_Goal of the exercise:_
Find the lines below holding the word "Students" and copy each of them.

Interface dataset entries
....................

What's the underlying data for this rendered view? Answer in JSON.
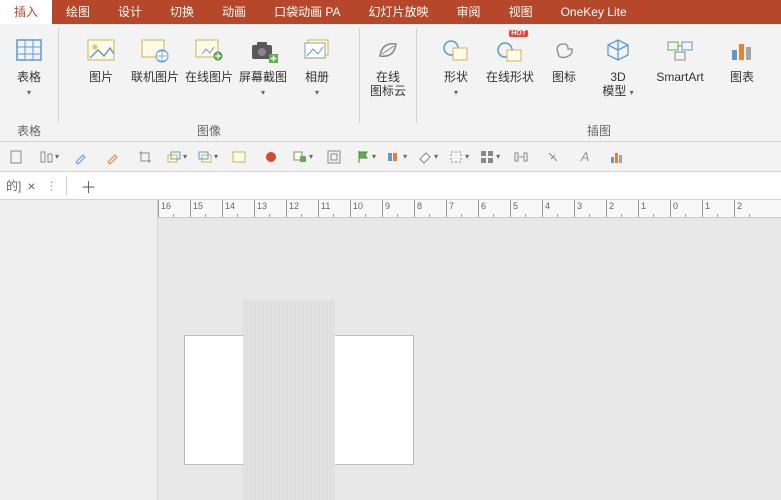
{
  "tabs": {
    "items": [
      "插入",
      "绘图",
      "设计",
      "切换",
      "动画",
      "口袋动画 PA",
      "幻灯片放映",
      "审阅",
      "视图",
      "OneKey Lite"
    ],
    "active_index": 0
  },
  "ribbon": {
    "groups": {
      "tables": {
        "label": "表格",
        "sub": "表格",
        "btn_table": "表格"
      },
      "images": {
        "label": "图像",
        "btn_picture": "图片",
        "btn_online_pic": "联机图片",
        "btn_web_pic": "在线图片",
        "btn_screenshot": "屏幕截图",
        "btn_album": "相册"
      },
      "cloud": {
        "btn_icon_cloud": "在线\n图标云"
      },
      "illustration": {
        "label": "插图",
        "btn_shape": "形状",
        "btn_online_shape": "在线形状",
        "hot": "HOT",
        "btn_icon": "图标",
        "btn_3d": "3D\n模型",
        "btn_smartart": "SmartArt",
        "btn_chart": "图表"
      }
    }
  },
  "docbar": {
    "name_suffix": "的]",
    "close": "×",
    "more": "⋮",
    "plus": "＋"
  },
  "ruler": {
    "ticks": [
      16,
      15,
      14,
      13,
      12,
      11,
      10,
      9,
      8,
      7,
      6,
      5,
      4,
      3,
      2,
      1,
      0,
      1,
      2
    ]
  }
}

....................

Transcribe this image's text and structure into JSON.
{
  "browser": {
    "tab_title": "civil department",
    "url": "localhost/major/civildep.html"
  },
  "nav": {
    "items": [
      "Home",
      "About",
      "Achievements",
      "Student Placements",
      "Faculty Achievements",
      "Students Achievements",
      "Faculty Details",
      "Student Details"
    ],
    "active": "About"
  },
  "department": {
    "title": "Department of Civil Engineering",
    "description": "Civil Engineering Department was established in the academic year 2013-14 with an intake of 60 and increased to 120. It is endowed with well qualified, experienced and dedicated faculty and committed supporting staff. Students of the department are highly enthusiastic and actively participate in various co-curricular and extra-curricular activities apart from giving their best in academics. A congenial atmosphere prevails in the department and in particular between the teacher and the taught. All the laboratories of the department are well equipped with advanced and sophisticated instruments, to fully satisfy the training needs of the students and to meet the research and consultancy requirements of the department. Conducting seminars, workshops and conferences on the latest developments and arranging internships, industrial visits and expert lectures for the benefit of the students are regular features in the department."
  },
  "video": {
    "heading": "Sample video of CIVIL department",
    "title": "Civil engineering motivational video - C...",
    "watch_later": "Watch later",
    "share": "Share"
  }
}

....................

_Output of the exercise:_
      "Students Achievements",
    "description": "Civil Engineering Department was established in the academic year 2013-14 with an intake of 60 and increased to 120. It is endowed with well qualified, experienced and dedicated faculty and committed supporting staff. Students of the department are highly enthusiastic and actively participate in various co-curricular and extra-curricular activities apart from giving their best in academics. A congenial atmosphere prevails in the department and in particular between the teacher and the taught. All the laboratories of the department are well equipped with advanced and sophisticated instruments, to fully satisfy the training needs of the students and to meet the research and consultancy requirements of the department. Conducting seminars, workshops and conferences on the latest developments and arranging internships, industrial visits and expert lectures for the benefit of the students are regular features in the department."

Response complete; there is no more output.